Problem details:
The answer must be an exact reproduction of all the entries.

Input data below:

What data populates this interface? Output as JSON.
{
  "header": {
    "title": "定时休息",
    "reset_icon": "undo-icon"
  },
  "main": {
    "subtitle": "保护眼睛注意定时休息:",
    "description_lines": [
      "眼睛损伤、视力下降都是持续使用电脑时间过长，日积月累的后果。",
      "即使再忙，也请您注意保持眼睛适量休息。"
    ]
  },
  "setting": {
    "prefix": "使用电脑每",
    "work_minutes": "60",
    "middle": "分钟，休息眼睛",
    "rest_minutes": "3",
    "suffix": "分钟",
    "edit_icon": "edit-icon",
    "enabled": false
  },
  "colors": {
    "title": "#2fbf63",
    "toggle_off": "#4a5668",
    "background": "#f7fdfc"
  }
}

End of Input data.

Output below:
What data populates this interface? Output as JSON.
{
  "header": {
    "title": "定时休息",
    "reset_icon": "undo-icon"
  },
  "main": {
    "subtitle": "保护眼睛注意定时休息:",
    "description_lines": [
      "眼睛损伤、视力下降都是持续使用电脑时间过长，日积月累的后果。",
      "即使再忙，也请您注意保持眼睛适量休息。"
    ]
  },
  "setting": {
    "prefix": "使用电脑每",
    "work_minutes": "60",
    "middle": "分钟，休息眼睛",
    "rest_minutes": "3",
    "suffix": "分钟",
    "edit_icon": "edit-icon",
    "enabled": false
  },
  "colors": {
    "title": "#2fbf63",
    "toggle_off": "#4a5668",
    "background": "#f7fdfc"
  }
}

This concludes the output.